══ TASK INPUT

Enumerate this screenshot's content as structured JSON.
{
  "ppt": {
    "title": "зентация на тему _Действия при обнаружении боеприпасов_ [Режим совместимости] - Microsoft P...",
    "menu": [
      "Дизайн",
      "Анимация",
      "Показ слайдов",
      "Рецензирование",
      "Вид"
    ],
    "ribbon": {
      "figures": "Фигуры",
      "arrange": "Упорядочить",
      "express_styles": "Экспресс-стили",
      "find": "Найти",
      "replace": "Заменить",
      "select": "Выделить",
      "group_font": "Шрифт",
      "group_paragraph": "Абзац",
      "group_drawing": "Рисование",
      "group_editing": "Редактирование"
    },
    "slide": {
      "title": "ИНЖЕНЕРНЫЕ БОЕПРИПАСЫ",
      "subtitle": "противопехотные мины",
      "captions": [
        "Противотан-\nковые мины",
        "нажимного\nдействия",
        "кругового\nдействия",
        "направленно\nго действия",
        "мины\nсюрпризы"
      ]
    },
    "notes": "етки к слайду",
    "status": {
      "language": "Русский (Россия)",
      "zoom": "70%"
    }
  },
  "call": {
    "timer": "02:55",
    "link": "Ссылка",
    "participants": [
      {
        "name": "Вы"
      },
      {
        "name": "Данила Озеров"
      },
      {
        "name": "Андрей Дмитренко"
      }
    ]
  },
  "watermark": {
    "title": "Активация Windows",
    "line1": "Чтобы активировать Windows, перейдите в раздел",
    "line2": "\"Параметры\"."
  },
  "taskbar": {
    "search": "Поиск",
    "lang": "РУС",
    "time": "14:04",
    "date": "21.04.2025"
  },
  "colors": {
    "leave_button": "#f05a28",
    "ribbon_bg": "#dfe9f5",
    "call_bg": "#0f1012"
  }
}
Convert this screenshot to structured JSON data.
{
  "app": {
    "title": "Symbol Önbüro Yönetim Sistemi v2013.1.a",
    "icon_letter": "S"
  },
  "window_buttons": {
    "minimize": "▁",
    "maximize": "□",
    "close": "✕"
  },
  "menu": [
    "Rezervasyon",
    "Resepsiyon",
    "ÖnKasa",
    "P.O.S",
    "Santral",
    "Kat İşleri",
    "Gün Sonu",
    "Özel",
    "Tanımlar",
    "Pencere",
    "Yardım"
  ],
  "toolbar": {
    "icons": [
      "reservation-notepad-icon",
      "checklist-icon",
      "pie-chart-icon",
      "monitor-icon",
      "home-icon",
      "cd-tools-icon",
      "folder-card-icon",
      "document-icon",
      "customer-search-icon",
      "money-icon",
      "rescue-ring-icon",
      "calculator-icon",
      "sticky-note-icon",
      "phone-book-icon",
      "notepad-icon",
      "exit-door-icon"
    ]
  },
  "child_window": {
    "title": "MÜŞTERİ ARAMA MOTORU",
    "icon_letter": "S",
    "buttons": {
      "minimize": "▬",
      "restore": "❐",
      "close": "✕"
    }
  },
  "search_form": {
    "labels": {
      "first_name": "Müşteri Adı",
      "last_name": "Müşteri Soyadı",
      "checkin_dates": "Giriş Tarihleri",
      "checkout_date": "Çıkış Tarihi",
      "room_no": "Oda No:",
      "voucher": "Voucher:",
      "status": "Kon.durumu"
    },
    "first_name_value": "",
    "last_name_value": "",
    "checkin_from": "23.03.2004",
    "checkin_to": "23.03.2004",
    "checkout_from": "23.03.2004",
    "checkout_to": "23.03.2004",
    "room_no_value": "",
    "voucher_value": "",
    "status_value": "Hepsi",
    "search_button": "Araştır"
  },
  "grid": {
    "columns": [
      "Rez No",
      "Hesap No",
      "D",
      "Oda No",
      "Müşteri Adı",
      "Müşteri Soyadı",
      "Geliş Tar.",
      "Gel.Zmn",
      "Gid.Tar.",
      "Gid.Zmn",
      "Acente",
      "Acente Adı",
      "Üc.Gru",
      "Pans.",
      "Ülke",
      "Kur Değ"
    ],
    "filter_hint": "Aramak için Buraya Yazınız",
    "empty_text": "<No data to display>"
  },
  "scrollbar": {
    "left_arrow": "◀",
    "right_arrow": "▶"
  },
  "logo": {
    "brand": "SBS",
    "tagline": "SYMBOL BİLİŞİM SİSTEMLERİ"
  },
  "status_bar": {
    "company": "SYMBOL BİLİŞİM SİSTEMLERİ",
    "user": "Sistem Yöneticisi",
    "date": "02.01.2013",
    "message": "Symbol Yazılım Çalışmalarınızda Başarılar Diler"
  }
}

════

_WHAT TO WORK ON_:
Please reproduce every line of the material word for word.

_REPLY TO THE EXERCISE_:
Enumerate this screenshot's content as structured JSON.
{
  "ppt": {
    "title": "зентация на тему _Действия при обнаружении боеприпасов_ [Режим совместимости] - Microsoft P...",
    "menu": [
      "Дизайн",
      "Анимация",
      "Показ слайдов",
      "Рецензирование",
      "Вид"
    ],
    "ribbon": {
      "figures": "Фигуры",
      "arrange": "Упорядочить",
      "express_styles": "Экспресс-стили",
      "find": "Найти",
      "replace": "Заменить",
      "select": "Выделить",
      "group_font": "Шрифт",
      "group_paragraph": "Абзац",
      "group_drawing": "Рисование",
      "group_editing": "Редактирование"
    },
    "slide": {
      "title": "ИНЖЕНЕРНЫЕ БОЕПРИПАСЫ",
      "subtitle": "противопехотные мины",
      "captions": [
        "Противотан-\nковые мины",
        "нажимного\nдействия",
        "кругового\nдействия",
        "направленно\nго действия",
        "мины\nсюрпризы"
      ]
    },
    "notes": "етки к слайду",
    "status": {
      "language": "Русский (Россия)",
      "zoom": "70%"
    }
  },
  "call": {
    "timer": "02:55",
    "link": "Ссылка",
    "participants": [
      {
        "name": "Вы"
      },
      {
        "name": "Данила Озеров"
      },
      {
        "name": "Андрей Дмитренко"
      }
    ]
  },
  "watermark": {
    "title": "Активация Windows",
    "line1": "Чтобы активировать Windows, перейдите в раздел",
    "line2": "\"Параметры\"."
  },
  "taskbar": {
    "search": "Поиск",
    "lang": "РУС",
    "time": "14:04",
    "date": "21.04.2025"
  },
  "colors": {
    "leave_button": "#f05a28",
    "ribbon_bg": "#dfe9f5",
    "call_bg": "#0f1012"
  }
}
Convert this screenshot to structured JSON data.
{
  "app": {
    "title": "Symbol Önbüro Yönetim Sistemi v2013.1.a",
    "icon_letter": "S"
  },
  "window_buttons": {
    "minimize": "▁",
    "maximize": "□",
    "close": "✕"
  },
  "menu": [
    "Rezervasyon",
    "Resepsiyon",
    "ÖnKasa",
    "P.O.S",
    "Santral",
    "Kat İşleri",
    "Gün Sonu",
    "Özel",
    "Tanımlar",
    "Pencere",
    "Yardım"
  ],
  "toolbar": {
    "icons": [
      "reservation-notepad-icon",
      "checklist-icon",
      "pie-chart-icon",
      "monitor-icon",
      "home-icon",
      "cd-tools-icon",
      "folder-card-icon",
      "document-icon",
      "customer-search-icon",
      "money-icon",
      "rescue-ring-icon",
      "calculator-icon",
      "sticky-note-icon",
      "phone-book-icon",
      "notepad-icon",
      "exit-door-icon"
    ]
  },
  "child_window": {
    "title": "MÜŞTERİ ARAMA MOTORU",
    "icon_letter": "S",
    "buttons": {
      "minimize": "▬",
      "restore": "❐",
      "close": "✕"
    }
  },
  "search_form": {
    "labels": {
      "first_name": "Müşteri Adı",
      "last_name": "Müşteri Soyadı",
      "checkin_dates": "Giriş Tarihleri",
      "checkout_date": "Çıkış Tarihi",
      "room_no": "Oda No:",
      "voucher": "Voucher:",
      "status": "Kon.durumu"
    },
    "first_name_value": "",
    "last_name_value": "",
    "checkin_from": "23.03.2004",
    "checkin_to": "23.03.2004",
    "checkout_from": "23.03.2004",
    "checkout_to": "23.03.2004",
    "room_no_value": "",
    "voucher_value": "",
    "status_value": "Hepsi",
    "search_button": "Araştır"
  },
  "grid": {
    "columns": [
      "Rez No",
      "Hesap No",
      "D",
      "Oda No",
      "Müşteri Adı",
      "Müşteri Soyadı",
      "Geliş Tar.",
      "Gel.Zmn",
      "Gid.Tar.",
      "Gid.Zmn",
      "Acente",
      "Acente Adı",
      "Üc.Gru",
      "Pans.",
      "Ülke",
      "Kur Değ"
    ],
    "filter_hint": "Aramak için Buraya Yazınız",
    "empty_text": "<No data to display>"
  },
  "scrollbar": {
    "left_arrow": "◀",
    "right_arrow": "▶"
  },
  "logo": {
    "brand": "SBS",
    "tagline": "SYMBOL BİLİŞİM SİSTEMLERİ"
  },
  "status_bar": {
    "company": "SYMBOL BİLİŞİM SİSTEMLERİ",
    "user": "Sistem Yöneticisi",
    "date": "02.01.2013",
    "message": "Symbol Yazılım Çalışmalarınızda Başarılar Diler"
  }
}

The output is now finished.